[Exercise aim]
Whatever lines the data contains, output all of them unchanged.

[Dataset rows for apps and sites]

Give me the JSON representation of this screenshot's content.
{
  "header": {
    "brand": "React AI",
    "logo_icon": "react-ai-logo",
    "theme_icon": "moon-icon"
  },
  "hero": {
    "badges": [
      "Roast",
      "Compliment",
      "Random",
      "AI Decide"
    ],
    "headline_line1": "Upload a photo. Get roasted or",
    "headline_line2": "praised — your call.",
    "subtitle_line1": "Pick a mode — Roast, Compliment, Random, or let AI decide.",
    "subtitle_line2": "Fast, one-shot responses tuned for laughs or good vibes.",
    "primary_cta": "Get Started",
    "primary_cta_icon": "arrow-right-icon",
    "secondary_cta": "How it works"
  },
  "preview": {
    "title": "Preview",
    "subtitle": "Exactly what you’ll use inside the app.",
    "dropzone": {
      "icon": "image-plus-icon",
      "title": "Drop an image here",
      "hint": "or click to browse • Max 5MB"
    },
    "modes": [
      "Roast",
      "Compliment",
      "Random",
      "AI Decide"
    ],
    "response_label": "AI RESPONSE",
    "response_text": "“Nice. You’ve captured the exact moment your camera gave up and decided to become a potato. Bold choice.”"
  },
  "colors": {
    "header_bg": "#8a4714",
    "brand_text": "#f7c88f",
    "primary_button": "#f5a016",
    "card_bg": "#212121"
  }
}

[Answer box]
Give me the JSON representation of this screenshot's content.
{
  "header": {
    "brand": "React AI",
    "logo_icon": "react-ai-logo",
    "theme_icon": "moon-icon"
  },
  "hero": {
    "badges": [
      "Roast",
      "Compliment",
      "Random",
      "AI Decide"
    ],
    "headline_line1": "Upload a photo. Get roasted or",
    "headline_line2": "praised — your call.",
    "subtitle_line1": "Pick a mode — Roast, Compliment, Random, or let AI decide.",
    "subtitle_line2": "Fast, one-shot responses tuned for laughs or good vibes.",
    "primary_cta": "Get Started",
    "primary_cta_icon": "arrow-right-icon",
    "secondary_cta": "How it works"
  },
  "preview": {
    "title": "Preview",
    "subtitle": "Exactly what you’ll use inside the app.",
    "dropzone": {
      "icon": "image-plus-icon",
      "title": "Drop an image here",
      "hint": "or click to browse • Max 5MB"
    },
    "modes": [
      "Roast",
      "Compliment",
      "Random",
      "AI Decide"
    ],
    "response_label": "AI RESPONSE",
    "response_text": "“Nice. You’ve captured the exact moment your camera gave up and decided to become a potato. Bold choice.”"
  },
  "colors": {
    "header_bg": "#8a4714",
    "brand_text": "#f7c88f",
    "primary_button": "#f5a016",
    "card_bg": "#212121"
  }
}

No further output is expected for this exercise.